“We—are the proletarians of the brush! Creator-martyrs! Oppressed artists!” Rodchenko wrote in his 1918 treatise To Artists-Proletarians. This political awareness had a paradoxical nature to it, just as Dadaist practices were “a way to resist political power while also serving it,” Tupitsyn explained. “It was a way of not succumbing to conformism even if avant-garde artists believed they were working for a socially progressive regime.” Dadaists believed that negation—engendered by such contradictions—could offer a kind of liberation.Dada is anti-Dada,” as the equation goes. To that end, their work is humorous, nonsensical, and difficult to pin down.

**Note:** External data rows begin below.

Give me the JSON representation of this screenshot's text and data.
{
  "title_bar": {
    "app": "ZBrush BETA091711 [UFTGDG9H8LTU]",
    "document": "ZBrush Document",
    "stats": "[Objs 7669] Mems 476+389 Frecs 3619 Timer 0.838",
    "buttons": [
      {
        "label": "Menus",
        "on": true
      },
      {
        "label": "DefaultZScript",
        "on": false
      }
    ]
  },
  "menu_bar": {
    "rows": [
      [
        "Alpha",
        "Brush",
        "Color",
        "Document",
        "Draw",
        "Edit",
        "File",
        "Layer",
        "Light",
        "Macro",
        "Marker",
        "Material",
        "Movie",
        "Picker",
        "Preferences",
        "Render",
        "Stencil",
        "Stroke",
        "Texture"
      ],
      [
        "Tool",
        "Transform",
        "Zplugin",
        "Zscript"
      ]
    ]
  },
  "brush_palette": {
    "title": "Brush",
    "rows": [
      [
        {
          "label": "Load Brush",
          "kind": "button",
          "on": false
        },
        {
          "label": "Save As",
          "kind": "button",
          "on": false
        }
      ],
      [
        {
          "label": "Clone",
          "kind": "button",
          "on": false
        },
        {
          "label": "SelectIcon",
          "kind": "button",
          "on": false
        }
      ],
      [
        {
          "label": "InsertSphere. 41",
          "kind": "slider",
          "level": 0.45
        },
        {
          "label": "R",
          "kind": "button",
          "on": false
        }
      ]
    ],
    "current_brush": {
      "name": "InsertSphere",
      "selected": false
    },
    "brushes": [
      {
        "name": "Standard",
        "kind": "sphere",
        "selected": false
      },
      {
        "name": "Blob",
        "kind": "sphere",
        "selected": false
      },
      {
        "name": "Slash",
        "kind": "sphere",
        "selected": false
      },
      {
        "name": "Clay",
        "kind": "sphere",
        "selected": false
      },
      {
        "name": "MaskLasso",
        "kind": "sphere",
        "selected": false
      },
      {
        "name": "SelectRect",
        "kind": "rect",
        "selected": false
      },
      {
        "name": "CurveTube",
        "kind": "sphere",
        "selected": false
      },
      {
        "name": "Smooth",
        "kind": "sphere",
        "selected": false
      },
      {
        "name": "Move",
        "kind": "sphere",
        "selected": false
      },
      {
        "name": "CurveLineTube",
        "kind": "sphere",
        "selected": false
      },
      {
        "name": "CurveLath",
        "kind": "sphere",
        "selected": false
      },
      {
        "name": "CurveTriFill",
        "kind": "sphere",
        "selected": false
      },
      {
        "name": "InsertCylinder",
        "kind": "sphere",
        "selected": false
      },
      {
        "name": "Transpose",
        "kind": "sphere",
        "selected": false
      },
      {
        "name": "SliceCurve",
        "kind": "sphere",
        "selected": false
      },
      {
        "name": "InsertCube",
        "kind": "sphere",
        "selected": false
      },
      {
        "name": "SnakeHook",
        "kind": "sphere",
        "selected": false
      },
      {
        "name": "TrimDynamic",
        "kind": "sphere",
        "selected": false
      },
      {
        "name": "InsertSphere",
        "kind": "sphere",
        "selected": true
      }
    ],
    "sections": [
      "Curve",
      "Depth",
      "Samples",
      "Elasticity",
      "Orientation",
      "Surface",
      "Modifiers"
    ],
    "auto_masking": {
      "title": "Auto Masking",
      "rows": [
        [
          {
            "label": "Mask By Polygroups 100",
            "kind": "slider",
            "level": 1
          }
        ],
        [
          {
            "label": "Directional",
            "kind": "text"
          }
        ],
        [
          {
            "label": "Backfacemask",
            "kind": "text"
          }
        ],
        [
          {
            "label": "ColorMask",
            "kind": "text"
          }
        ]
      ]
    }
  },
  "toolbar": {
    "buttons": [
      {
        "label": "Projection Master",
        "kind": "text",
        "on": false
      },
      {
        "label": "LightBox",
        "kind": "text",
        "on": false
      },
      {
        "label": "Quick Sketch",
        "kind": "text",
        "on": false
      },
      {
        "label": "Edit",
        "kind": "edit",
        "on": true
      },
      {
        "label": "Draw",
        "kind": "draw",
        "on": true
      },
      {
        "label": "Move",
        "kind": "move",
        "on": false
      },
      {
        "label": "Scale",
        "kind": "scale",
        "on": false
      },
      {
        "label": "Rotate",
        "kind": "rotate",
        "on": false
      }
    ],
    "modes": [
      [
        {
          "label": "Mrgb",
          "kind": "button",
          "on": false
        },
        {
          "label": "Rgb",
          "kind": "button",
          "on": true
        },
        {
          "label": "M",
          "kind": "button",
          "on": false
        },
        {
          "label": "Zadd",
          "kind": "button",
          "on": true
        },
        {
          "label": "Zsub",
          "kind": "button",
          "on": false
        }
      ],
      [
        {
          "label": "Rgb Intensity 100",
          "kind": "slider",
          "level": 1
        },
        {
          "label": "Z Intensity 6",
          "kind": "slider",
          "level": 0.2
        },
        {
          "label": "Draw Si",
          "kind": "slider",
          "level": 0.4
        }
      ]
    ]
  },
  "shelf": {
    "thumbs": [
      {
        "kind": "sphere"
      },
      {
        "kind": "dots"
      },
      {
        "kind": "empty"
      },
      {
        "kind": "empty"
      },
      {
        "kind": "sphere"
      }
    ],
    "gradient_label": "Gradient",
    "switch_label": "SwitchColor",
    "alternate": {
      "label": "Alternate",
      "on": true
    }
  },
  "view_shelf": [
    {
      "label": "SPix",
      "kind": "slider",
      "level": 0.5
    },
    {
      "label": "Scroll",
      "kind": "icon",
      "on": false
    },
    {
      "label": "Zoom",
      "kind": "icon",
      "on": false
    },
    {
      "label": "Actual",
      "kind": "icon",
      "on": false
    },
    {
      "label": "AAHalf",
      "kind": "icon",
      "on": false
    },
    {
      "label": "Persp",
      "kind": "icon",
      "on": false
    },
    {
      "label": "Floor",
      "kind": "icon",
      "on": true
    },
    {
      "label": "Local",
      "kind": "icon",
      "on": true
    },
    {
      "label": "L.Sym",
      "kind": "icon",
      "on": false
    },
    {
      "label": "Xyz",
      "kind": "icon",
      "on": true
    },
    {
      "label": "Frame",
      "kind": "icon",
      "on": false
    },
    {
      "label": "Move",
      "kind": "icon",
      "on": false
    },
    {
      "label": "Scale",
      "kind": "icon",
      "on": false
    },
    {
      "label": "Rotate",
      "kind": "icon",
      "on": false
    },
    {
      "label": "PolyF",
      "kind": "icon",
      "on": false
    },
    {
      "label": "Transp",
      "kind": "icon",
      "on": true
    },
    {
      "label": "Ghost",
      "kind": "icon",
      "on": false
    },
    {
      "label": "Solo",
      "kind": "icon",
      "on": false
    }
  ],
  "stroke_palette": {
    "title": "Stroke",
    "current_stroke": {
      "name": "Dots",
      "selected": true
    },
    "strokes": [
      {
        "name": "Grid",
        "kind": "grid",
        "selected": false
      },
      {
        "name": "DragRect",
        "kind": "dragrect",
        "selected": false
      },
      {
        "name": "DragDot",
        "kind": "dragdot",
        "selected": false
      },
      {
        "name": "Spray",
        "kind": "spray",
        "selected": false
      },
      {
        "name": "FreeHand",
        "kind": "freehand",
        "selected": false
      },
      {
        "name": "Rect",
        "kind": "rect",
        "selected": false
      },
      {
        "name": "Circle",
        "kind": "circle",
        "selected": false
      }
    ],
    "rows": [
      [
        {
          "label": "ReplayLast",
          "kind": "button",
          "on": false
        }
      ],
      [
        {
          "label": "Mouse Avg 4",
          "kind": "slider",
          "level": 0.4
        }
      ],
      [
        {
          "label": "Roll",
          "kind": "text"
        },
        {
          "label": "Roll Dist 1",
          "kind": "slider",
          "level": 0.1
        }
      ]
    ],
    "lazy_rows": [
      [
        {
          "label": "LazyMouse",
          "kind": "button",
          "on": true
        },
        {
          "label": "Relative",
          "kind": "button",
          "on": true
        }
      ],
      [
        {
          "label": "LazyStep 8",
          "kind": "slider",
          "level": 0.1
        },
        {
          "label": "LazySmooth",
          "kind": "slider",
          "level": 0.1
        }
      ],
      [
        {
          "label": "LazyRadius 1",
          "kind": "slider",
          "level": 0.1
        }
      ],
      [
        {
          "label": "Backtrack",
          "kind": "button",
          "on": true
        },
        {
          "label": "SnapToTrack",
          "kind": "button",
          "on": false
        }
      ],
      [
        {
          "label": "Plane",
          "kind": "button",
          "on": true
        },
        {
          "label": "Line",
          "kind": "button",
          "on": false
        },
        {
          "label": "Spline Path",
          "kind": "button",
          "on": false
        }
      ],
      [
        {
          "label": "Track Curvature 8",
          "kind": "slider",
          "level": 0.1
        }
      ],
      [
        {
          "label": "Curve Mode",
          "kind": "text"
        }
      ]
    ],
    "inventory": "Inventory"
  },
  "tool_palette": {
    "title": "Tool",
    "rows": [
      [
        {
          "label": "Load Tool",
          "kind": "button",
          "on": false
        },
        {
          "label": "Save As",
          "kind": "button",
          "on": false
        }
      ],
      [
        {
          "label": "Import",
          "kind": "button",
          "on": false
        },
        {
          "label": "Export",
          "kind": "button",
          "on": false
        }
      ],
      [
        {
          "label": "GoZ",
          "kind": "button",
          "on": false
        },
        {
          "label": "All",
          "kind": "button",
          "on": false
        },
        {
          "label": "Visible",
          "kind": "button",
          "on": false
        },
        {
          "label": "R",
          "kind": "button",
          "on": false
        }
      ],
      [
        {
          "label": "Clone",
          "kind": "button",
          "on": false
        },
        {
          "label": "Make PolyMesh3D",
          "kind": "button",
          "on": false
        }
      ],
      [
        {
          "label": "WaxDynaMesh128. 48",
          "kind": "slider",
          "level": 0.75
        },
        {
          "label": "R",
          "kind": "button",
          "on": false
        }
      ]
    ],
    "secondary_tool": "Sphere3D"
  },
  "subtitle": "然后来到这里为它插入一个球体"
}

The most famous absurdist production from this time is the opera Victory Over the Sun, first performed in St. Petersburg in 1913. The opera opened with a pair of “Futurist Strongmen” in boxy cardboard armor. As they stepped into “the future,” they declared: “All’s well that begins well and has no end / The world will perish but there is no end to us!” The fragmented text was composed in poet Aleksei Kruchenykh’s “transrational” form of expression, dubbed zaum, which employed nonsensical words spoken in unconventional rhythms in order to upend conventional meanings. (In Russian, zaum translates as “beyond the mind.”)

Karl Bulla, Mikhail Matiushin, Aleksei Kruchenykh, and Kazimir Malevich, 1913. Courtesy of the Museo Nacional Centro de Arte Reina Sofía.

El Lissitzky designed the poster for the show, an elegantly striking mechanized line drawing, and Malevich provided the set design: backcloths adorned with only a large black square. Malevich’s famous Black Square painting (1915), exhibited two years after Victory Over the Sun premiered, is now considered the first nonobjective work of art, but it was “born as a theatrical prop,” Tupitsyn writes, rooted in the transcendently groundbreaking world of Dada theater.

By crafting an artistic approach that embraced contradiction, “artists were preserving a spirit of avant-gardism to build a new mainstream culture,” Tupitsyn said. The Russians valued anarchy in their work; they believed that the revolution—and their free-wheeling avant-garde spirit—would engender a progressive new society. “This, of course,” Tupitsyn noted, “proved to be a utopian view.” Even so, the Russian Dadaists demonstrated that absurdity can be a powerful political strategy. Its nonsensical aspirations show that in negation there is freedom—freedom from the past, from convention, from the restrictions of logic and good taste.

Julia Fiore